The children’s interest in light and shadow became the focus for a project which extended over several months. They investigated natural and artificial light using torches, fibre optics, lamps and a variety of loose parts. They played games to guess whose shadow was projected on the screen. They invented their own light boxes and used these with a variety of toys.
In the outdoor areas children investigate forces using the pulley to transport sand; building ramps and varying the angles to observe how toys move. Children have designed their own marble runs to look at simple forces and their effects. They learn about change in materials when mixing potions or adding ingredients in the mud kitchen. They observe the flow of water as they pour it through various funnels and tubes on the water wall.
Children’s interest and curiosity about ice they found in the garden was extended to include freezing toys in small containers and then problem solving to free them from the ice; making ice gardens; investigating different ways to melt ice and making ice cream.
With the support of a STEM grant for Continuous Professional Learning, staff have been able to develop a series of workshops to share the learning with other early learning and childcare and primary colleagues across East Renfrewshire. Parents have also participated in workshops to support their child’s learning in STEM at home. Parents whose work is focused on STEM have talked with the children, helping them to make simple turbines or learning about the human digestive system. All of the workshops have been very well received and evaluated as highly effective.
In response to a questionnaire given to parents/carers, practitioners created a set of science workshops for children and their family.
A series of five workshops were designed with a selection of basic science experiments to try together at nursery. Parents were provided with information sheets with materials and method including a short explanation of what is happening using scientific language.
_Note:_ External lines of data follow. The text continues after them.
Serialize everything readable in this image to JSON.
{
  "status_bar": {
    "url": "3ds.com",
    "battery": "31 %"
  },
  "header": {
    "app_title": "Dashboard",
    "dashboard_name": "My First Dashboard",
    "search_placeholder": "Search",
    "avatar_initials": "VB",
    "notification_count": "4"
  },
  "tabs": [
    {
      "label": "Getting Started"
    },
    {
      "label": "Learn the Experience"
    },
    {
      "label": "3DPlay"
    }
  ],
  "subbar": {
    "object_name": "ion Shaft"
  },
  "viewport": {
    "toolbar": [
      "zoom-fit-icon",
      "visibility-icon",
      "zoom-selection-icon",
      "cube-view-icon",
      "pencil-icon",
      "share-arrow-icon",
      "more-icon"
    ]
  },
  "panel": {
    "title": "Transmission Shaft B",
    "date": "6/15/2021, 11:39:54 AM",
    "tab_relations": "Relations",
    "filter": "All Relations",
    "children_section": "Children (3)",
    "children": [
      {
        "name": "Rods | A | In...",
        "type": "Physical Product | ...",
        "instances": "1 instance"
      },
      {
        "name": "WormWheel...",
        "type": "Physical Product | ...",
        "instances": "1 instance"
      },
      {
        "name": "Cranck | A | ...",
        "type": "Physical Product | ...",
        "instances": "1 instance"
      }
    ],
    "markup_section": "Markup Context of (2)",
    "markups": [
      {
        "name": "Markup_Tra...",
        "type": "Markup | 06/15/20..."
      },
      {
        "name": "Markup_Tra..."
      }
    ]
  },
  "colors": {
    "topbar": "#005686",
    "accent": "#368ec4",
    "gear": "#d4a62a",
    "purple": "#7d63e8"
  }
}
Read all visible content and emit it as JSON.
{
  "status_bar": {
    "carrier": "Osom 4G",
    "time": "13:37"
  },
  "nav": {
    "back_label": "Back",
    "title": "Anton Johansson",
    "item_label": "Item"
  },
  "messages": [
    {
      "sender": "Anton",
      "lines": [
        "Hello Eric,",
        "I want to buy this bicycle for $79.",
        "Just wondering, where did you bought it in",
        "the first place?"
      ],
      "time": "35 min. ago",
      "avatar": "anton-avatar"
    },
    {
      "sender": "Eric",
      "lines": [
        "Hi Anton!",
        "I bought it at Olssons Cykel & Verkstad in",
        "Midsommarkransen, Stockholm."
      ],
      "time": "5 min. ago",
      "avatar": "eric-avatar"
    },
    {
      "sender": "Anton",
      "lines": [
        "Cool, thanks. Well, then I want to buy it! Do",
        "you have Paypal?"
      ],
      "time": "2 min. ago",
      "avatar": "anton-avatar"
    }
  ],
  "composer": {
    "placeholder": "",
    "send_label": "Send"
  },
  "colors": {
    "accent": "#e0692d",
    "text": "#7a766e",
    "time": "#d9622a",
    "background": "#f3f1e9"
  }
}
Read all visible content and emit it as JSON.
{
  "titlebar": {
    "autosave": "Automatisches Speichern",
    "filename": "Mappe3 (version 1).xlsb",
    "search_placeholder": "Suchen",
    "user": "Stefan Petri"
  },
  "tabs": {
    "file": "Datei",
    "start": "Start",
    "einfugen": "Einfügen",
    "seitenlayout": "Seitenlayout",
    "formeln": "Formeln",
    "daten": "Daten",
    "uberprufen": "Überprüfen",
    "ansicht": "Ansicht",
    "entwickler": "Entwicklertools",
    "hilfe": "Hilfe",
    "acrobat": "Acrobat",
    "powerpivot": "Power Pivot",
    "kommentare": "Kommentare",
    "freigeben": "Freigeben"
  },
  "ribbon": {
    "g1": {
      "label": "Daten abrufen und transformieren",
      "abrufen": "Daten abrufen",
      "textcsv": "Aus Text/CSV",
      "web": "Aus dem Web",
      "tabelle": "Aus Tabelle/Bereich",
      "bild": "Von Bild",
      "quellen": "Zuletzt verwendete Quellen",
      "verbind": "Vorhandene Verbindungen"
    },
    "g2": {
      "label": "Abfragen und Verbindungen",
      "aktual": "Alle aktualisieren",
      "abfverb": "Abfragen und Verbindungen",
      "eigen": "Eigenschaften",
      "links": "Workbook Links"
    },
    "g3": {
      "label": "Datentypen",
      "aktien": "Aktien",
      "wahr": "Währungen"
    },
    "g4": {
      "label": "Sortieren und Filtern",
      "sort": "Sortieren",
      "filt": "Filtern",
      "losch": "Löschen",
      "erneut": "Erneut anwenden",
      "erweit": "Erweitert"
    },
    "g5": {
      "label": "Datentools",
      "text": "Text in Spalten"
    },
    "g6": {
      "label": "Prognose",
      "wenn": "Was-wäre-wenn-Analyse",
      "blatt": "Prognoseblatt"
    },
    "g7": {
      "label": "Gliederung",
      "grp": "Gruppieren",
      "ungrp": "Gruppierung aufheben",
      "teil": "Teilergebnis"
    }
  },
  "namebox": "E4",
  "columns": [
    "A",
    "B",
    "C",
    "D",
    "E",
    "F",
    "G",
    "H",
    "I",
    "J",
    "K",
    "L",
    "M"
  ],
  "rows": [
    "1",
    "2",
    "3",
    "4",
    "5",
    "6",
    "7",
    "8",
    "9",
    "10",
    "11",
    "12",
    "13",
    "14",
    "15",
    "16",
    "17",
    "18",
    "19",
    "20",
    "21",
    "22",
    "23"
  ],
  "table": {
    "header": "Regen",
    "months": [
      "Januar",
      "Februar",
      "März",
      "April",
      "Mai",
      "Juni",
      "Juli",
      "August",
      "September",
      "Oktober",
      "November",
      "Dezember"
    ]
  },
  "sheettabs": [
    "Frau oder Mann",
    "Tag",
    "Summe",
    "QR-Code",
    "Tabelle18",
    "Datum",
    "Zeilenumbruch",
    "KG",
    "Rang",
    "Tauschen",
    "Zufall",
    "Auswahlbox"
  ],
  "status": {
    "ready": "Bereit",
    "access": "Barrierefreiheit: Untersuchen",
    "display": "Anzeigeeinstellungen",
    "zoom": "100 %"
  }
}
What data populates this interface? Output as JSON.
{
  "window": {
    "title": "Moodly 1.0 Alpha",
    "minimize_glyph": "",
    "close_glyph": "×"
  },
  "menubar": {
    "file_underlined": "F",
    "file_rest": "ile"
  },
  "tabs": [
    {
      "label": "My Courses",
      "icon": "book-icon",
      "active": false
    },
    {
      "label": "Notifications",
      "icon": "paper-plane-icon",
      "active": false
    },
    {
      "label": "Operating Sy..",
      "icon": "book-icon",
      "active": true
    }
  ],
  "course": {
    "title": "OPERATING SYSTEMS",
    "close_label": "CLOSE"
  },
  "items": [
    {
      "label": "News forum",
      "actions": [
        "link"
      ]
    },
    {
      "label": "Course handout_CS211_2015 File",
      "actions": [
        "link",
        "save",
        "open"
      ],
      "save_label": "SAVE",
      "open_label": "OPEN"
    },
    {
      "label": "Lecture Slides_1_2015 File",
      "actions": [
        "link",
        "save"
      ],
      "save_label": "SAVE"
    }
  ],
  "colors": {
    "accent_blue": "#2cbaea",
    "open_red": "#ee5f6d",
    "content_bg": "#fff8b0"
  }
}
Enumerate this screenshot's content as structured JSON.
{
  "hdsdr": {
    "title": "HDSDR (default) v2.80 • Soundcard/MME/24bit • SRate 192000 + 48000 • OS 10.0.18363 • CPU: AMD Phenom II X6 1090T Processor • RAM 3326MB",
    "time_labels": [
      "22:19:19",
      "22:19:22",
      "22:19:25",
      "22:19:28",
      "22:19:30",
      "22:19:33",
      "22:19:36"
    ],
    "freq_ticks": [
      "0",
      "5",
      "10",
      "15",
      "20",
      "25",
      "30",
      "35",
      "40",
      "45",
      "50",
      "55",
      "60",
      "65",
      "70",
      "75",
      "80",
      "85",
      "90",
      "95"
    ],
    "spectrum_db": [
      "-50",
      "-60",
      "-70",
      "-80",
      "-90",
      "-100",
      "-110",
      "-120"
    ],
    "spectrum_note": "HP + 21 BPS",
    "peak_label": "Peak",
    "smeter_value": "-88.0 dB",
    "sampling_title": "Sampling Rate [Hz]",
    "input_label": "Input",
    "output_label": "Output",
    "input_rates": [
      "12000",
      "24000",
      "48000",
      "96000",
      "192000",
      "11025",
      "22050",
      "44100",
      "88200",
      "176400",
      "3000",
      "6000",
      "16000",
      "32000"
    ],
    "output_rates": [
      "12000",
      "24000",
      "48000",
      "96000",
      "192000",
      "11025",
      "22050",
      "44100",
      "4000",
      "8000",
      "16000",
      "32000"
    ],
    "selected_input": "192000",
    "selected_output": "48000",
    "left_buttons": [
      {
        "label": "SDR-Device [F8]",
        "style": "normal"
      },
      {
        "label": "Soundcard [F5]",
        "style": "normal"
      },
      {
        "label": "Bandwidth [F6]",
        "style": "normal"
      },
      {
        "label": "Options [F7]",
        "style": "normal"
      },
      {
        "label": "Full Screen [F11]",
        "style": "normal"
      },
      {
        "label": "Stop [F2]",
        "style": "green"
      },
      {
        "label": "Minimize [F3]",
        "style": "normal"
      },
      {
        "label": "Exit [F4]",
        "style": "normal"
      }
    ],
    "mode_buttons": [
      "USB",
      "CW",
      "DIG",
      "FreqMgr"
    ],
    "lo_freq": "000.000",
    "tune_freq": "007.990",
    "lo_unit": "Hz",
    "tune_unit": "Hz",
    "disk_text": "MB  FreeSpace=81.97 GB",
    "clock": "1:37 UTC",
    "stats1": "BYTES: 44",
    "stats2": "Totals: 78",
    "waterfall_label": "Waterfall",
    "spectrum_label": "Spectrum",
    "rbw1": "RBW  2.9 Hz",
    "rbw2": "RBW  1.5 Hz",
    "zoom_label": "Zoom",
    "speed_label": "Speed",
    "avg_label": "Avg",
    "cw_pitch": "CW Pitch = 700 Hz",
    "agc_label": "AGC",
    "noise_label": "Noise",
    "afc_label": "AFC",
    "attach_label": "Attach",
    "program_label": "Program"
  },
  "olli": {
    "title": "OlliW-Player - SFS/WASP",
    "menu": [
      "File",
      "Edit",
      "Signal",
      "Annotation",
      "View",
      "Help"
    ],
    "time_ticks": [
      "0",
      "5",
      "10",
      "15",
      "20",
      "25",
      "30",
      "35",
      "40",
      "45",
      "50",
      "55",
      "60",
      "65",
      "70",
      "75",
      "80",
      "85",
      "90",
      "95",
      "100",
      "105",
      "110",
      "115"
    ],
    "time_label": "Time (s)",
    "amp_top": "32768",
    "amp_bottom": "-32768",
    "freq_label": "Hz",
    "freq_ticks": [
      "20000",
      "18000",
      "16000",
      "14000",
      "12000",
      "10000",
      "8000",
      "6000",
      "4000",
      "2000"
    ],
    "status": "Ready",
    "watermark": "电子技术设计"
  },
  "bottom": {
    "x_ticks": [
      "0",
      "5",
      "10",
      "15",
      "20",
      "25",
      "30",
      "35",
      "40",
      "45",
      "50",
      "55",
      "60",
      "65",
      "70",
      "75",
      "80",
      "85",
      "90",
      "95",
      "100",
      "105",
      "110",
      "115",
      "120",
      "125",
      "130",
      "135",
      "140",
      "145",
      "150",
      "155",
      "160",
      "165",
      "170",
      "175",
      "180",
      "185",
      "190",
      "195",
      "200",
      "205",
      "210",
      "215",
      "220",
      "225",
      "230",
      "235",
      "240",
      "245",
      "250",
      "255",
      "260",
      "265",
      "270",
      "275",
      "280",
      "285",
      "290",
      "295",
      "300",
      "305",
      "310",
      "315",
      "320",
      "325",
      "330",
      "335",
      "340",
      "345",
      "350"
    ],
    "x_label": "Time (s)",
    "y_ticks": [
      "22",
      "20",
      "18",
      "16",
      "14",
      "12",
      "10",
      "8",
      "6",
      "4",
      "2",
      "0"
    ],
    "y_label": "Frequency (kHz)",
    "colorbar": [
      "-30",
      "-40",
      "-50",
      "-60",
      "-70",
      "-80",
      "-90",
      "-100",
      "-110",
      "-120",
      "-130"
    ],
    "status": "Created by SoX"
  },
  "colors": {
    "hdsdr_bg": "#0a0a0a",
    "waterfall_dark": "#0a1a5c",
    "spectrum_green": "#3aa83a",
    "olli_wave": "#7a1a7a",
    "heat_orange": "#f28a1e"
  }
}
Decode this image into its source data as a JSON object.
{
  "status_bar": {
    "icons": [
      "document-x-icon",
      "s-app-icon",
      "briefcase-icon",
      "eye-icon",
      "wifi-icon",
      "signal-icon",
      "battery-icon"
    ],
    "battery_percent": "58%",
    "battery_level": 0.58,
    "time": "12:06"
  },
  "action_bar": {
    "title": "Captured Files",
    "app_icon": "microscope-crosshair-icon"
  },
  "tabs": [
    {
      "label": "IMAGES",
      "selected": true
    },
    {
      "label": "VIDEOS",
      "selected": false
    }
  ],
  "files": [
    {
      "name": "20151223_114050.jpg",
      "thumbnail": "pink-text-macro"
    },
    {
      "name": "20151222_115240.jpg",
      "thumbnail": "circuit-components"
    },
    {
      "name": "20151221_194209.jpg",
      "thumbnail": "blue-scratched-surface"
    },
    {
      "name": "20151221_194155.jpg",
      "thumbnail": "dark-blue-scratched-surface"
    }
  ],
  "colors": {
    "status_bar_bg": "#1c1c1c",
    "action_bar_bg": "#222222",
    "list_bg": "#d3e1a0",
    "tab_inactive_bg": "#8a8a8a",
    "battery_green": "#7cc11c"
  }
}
At the end of each session a small bag was sent home with a few materials and the information sheet. The group had a high attendance across the weeks with families sending in pictures of experiments they tried at home.
Belonging: Countering self-selection in play
Young people are susceptible to gender stereotypes from a very early age. Many children self-select out of certain activities or spaces based on their observations of what is appropriate.
One early learning and childcare centre (ELC), aware that their block play area tended to be dominated by one group of boys, decided to carry out a short piece of action research. They experimented with putting pink into the area, using anything they had to hand such as feathers, beads, and ribbons. They did not intend this to be a long-term arrangement, but they were interested in the initial impact.
They report that the boys were horrified. It was like a line had been drawn across the entrance to the area that they could not cross. Meanwhile, some girls began to explore the area in ways they previously had not. It was never intended as a long-term solution, but served to highlight to the staff that the way an area is set up can have a significant impact on who interacts with it. It also highlighted the degree to which gender stereotyping and expectations are already embedded in the children’s thinking. It stimulated a lot of discussion.
The nursery staff are now trying less overt ways of changing the dynamic of this and other areas. They are also exploring ways to encourage boys to engage with developing literacy and verbal skills.
More broadly, the staff report being much more aware of their own and the children’s unconscious gender biases. They are proactively challenging, for example, some boys’ aversion to pink.